- _Exercise_
Copy each line below that contains "info".

- _App and web page records_
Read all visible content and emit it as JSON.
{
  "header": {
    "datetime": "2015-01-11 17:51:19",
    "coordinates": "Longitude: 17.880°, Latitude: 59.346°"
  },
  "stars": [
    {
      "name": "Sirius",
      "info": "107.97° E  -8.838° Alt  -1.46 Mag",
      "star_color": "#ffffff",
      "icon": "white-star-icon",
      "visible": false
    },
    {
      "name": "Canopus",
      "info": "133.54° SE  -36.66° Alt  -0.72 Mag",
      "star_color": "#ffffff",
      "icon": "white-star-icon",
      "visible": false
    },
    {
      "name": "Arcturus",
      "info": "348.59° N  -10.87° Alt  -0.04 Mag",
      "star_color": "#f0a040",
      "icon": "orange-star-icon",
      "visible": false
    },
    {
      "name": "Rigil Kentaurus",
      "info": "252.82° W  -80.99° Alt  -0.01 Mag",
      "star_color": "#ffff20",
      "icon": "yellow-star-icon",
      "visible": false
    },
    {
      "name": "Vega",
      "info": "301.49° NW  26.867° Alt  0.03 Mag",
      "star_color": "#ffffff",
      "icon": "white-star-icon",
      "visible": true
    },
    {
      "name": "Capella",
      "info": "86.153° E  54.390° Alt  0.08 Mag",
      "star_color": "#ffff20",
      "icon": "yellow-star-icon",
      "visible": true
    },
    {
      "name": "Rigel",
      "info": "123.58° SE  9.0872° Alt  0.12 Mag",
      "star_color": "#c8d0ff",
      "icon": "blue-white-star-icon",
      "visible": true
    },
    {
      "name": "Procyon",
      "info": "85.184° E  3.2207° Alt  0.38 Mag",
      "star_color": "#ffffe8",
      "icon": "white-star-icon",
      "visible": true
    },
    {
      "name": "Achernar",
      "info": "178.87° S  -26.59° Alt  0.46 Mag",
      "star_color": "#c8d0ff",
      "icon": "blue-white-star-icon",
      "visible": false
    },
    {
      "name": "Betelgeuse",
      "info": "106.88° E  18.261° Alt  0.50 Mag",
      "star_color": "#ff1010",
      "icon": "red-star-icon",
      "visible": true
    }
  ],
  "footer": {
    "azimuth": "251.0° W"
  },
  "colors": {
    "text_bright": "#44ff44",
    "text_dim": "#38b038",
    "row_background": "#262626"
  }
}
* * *
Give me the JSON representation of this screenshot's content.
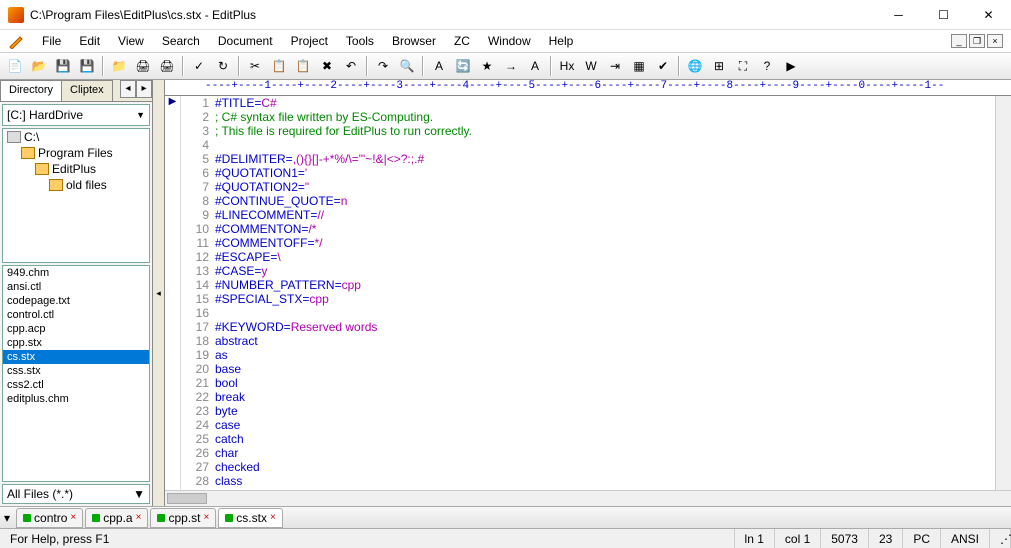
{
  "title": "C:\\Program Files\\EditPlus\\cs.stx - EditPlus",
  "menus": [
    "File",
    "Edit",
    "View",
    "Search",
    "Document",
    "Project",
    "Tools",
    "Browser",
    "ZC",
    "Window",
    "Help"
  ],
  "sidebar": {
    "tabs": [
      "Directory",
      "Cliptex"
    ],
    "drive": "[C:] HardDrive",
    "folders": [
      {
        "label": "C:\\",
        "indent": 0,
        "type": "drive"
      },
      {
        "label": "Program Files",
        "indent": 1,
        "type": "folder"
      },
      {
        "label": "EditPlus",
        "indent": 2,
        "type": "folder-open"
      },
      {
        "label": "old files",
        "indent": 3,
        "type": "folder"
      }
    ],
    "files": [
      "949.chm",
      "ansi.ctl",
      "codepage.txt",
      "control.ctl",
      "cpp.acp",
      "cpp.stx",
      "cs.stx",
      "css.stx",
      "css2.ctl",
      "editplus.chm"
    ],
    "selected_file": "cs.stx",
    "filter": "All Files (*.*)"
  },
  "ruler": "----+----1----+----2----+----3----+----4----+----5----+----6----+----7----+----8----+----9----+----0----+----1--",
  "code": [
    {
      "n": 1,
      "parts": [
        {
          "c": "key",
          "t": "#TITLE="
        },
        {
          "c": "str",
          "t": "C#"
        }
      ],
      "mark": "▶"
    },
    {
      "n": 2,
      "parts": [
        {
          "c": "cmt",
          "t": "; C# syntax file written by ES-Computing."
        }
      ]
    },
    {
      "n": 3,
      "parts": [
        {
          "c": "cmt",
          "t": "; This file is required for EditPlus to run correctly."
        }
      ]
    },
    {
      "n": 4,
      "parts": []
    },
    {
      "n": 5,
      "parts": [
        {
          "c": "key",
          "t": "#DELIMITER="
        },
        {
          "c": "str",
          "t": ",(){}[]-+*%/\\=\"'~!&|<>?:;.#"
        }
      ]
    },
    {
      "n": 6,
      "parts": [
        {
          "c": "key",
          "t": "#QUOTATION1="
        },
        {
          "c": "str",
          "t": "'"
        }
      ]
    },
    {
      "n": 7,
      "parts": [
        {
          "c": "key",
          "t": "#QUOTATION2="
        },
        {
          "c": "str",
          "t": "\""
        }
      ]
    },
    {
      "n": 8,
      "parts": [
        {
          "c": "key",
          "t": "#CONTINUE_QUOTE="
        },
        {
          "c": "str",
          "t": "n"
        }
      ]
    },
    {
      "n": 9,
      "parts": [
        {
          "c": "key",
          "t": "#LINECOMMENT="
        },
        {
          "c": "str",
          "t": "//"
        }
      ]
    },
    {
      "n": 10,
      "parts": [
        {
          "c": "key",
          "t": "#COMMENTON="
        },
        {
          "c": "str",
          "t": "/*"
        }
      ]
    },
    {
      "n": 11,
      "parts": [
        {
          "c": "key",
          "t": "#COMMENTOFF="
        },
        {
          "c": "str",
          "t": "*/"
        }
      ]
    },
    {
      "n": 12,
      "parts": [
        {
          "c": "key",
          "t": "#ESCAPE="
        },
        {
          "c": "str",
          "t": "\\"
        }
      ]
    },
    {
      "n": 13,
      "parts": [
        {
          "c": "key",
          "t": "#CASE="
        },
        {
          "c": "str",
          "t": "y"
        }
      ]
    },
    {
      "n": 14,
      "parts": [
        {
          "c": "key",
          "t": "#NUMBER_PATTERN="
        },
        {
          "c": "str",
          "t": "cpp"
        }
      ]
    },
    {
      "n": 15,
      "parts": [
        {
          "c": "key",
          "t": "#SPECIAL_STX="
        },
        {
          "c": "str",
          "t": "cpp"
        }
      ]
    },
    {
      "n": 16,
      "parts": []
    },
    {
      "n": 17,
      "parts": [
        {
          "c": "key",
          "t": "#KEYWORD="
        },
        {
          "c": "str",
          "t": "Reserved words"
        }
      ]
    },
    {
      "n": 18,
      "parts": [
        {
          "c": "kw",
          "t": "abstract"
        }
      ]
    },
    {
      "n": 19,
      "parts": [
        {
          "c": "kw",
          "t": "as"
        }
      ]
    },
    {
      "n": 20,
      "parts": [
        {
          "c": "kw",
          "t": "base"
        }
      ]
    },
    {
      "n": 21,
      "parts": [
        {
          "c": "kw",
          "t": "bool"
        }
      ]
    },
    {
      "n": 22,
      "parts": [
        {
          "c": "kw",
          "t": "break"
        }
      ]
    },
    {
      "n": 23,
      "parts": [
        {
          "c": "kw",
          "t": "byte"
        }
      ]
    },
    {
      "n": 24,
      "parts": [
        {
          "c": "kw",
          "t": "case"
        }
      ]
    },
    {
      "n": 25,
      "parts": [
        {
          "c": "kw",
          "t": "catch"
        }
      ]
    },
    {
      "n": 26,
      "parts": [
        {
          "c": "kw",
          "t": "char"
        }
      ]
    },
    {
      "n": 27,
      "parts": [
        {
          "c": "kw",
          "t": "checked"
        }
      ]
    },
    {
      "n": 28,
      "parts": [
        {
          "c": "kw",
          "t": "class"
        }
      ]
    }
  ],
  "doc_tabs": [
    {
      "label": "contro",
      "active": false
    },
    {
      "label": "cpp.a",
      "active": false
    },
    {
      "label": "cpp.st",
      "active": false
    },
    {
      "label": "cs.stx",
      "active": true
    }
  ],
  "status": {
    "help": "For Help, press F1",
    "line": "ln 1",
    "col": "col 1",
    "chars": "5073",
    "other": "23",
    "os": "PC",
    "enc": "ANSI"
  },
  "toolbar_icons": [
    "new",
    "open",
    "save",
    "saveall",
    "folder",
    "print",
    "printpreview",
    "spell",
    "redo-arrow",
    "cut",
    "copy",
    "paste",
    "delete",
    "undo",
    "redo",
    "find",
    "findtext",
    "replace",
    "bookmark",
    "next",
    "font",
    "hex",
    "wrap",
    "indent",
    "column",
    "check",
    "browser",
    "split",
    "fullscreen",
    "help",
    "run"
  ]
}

- _Response area_
      "info": "107.97° E  -8.838° Alt  -1.46 Mag",
      "info": "133.54° SE  -36.66° Alt  -0.72 Mag",
      "info": "348.59° N  -10.87° Alt  -0.04 Mag",
      "info": "252.82° W  -80.99° Alt  -0.01 Mag",
      "info": "301.49° NW  26.867° Alt  0.03 Mag",
      "info": "86.153° E  54.390° Alt  0.08 Mag",
      "info": "123.58° SE  9.0872° Alt  0.12 Mag",
      "info": "85.184° E  3.2207° Alt  0.38 Mag",
      "info": "178.87° S  -26.59° Alt  0.46 Mag",
      "info": "106.88° E  18.261° Alt  0.50 Mag",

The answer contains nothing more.